Search and rescue death blamed on poor planning

A WorkSafeBC report finds poor planning and inadequate equipment are to blame for the death of a search and rescue volunteer in 2011.

Sheila Sweatman died trying to recover body from B.C.'s Goat River

Sheilah Sweatman's body is recovered from the Goat River. (CBC)

A WorkSafeBC report finds poor planning and inadequate equipment are to blame for the death of a search and rescue volunteer in 2011.

Sheilah Sweatman, 29, drowned in the Goat River while trying to recover the body of a woman believed to have drowned in her vehicle.

The report finds Sweatman got caught up in a steel cable and was dragged underwater.

"They talk about a failure to plan properly, a failure to have the right equipment — and the principle of search and rescue is that you have a way to self rescue," said Sheila’s father Wynn Sweatman.

"If you become trapped in steel cables there is no way to self rescue."

Sheilah Sweatman, 29, of Manitoba, died during a rescue in 2011.

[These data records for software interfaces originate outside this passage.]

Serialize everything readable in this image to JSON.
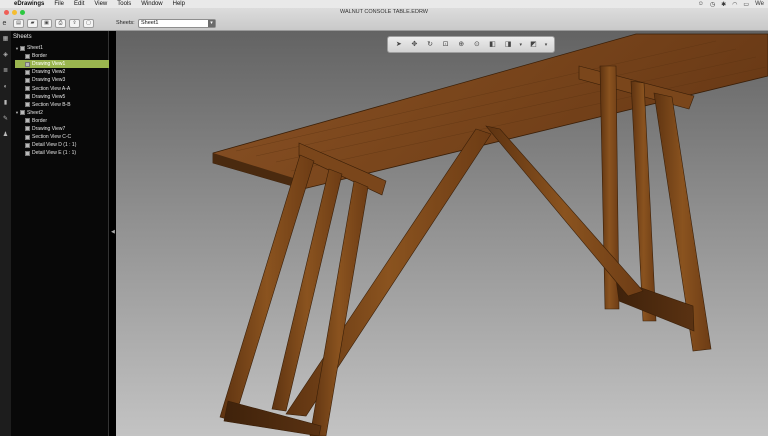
{
  "menubar": {
    "app_name": "eDrawings",
    "items": [
      "File",
      "Edit",
      "View",
      "Tools",
      "Window",
      "Help"
    ],
    "locale": "We"
  },
  "window": {
    "title": "WALNUT CONSOLE TABLE.EDRW"
  },
  "toolbar": {
    "sheets_label": "Sheets:",
    "sheet_value": "Sheet1"
  },
  "panel": {
    "title": "Sheets",
    "tree": [
      {
        "label": "Sheet1",
        "level": 0
      },
      {
        "label": "Border",
        "level": 1
      },
      {
        "label": "Drawing View1",
        "level": 1,
        "selected": true
      },
      {
        "label": "Drawing View2",
        "level": 1
      },
      {
        "label": "Drawing View3",
        "level": 1
      },
      {
        "label": "Section View A-A",
        "level": 1
      },
      {
        "label": "Drawing View5",
        "level": 1
      },
      {
        "label": "Section View B-B",
        "level": 1
      },
      {
        "label": "Sheet2",
        "level": 0
      },
      {
        "label": "Border",
        "level": 1
      },
      {
        "label": "Drawing View7",
        "level": 1
      },
      {
        "label": "Section View C-C",
        "level": 1
      },
      {
        "label": "Detail View D (1 : 1)",
        "level": 1
      },
      {
        "label": "Detail View E (1 : 1)",
        "level": 1
      }
    ]
  },
  "colors": {
    "selection": "#9ab54f",
    "wood": "#6b3c16"
  }
}
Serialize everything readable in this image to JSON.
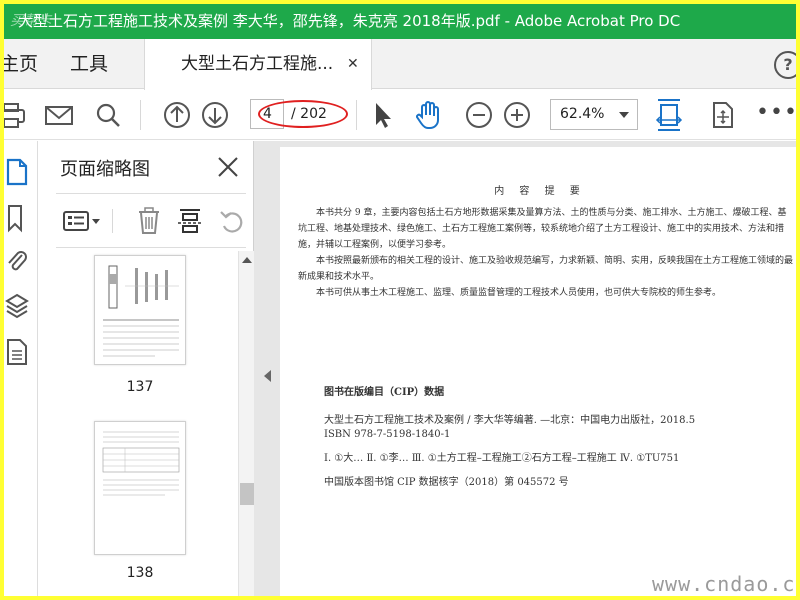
{
  "window": {
    "title": "大型土石方工程施工技术及案例 李大华，邵先锋，朱克亮 2018年版.pdf - Adobe Acrobat Pro DC",
    "title_watermark": "买帮卡"
  },
  "tabs": {
    "home": "主页",
    "tools": "工具",
    "document": "大型土石方工程施...",
    "close_glyph": "✕",
    "help_glyph": "?"
  },
  "toolbar": {
    "current_page": "4",
    "total_pages": "/ 202",
    "zoom": "62.4%",
    "more_glyph": "•••",
    "icons": [
      "print-icon",
      "email-icon",
      "search-icon",
      "page-up-icon",
      "page-down-icon",
      "select-cursor-icon",
      "hand-tool-icon",
      "zoom-out-icon",
      "zoom-in-icon",
      "fit-width-icon",
      "rotate-view-icon",
      "more-icon"
    ],
    "accent_color": "#1a73c8",
    "annotation_color": "#e02020"
  },
  "rail": {
    "icons": [
      "page-thumbnails-icon",
      "bookmarks-icon",
      "attachments-icon",
      "layers-icon",
      "document-properties-icon"
    ]
  },
  "thumbnail_panel": {
    "title": "页面缩略图",
    "tools": [
      "thumbnail-options-icon",
      "delete-page-icon",
      "extract-page-icon",
      "rotate-page-icon"
    ],
    "thumbnails": [
      {
        "page_label": "137"
      },
      {
        "page_label": "138"
      }
    ]
  },
  "document": {
    "heading": "内 容 提 要",
    "paragraphs": [
      "本书共分 9 章，主要内容包括土石方地形数据采集及量算方法、土的性质与分类、施工排水、土方施工、爆破工程、基坑工程、地基处理技术、绿色施工、土石方工程施工案例等，较系统地介绍了土方工程设计、施工中的实用技术、方法和措施，并辅以工程案例，以便学习参考。",
      "本书按照最新颁布的相关工程的设计、施工及验收规范编写，力求新颖、简明、实用，反映我国在土方工程施工领域的最新成果和技术水平。",
      "本书可供从事土木工程施工、监理、质量监督管理的工程技术人员使用，也可供大专院校的师生参考。"
    ],
    "cip": {
      "title": "图书在版编目（CIP）数据",
      "line1": "大型土石方工程施工技术及案例 / 李大华等编著. —北京：中国电力出版社，2018.5",
      "line2": "ISBN 978-7-5198-1840-1",
      "line3": "Ⅰ. ①大…  Ⅱ. ①李…  Ⅲ. ①土方工程–工程施工②石方工程–工程施工  Ⅳ. ①TU751",
      "line4": "中国版本图书馆 CIP 数据核字（2018）第 045572 号"
    }
  },
  "watermark": "www.cndao.com"
}
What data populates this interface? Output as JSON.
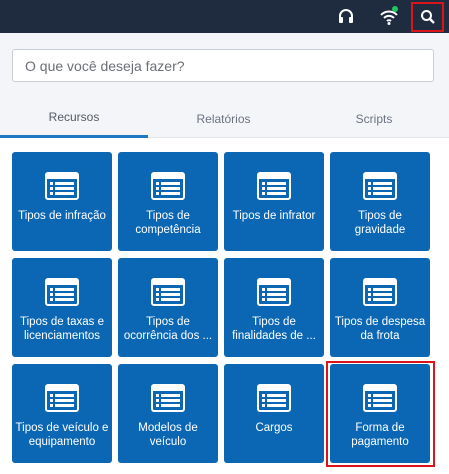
{
  "topbar": {
    "icons": [
      "headset-icon",
      "wifi-icon",
      "search-icon"
    ]
  },
  "search": {
    "placeholder": "O que você deseja fazer?"
  },
  "tabs": [
    {
      "label": "Recursos",
      "active": true
    },
    {
      "label": "Relatórios",
      "active": false
    },
    {
      "label": "Scripts",
      "active": false
    }
  ],
  "tiles": [
    {
      "label": "Tipos de infração"
    },
    {
      "label": "Tipos de competência"
    },
    {
      "label": "Tipos de infrator"
    },
    {
      "label": "Tipos de gravidade"
    },
    {
      "label": "Tipos de taxas e licenciamentos"
    },
    {
      "label": "Tipos de ocorrência dos ..."
    },
    {
      "label": "Tipos de finalidades de ..."
    },
    {
      "label": "Tipos de despesa da frota"
    },
    {
      "label": "Tipos de veículo e equipamento"
    },
    {
      "label": "Modelos de veículo"
    },
    {
      "label": "Cargos"
    },
    {
      "label": "Forma de pagamento"
    }
  ],
  "colors": {
    "topbar": "#1f2b3e",
    "tile": "#0b67b4",
    "tab_accent": "#1f78c2",
    "highlight": "#d9141b",
    "wifi_status": "#22c55e"
  }
}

Sweatman says he doesn't blame anyone specifically for his daughter's death, but he wants all the facts to come out — and for search and rescue to be better funded.

An inquest into Sweatman’s death is scheduled to begin next week in Nelson.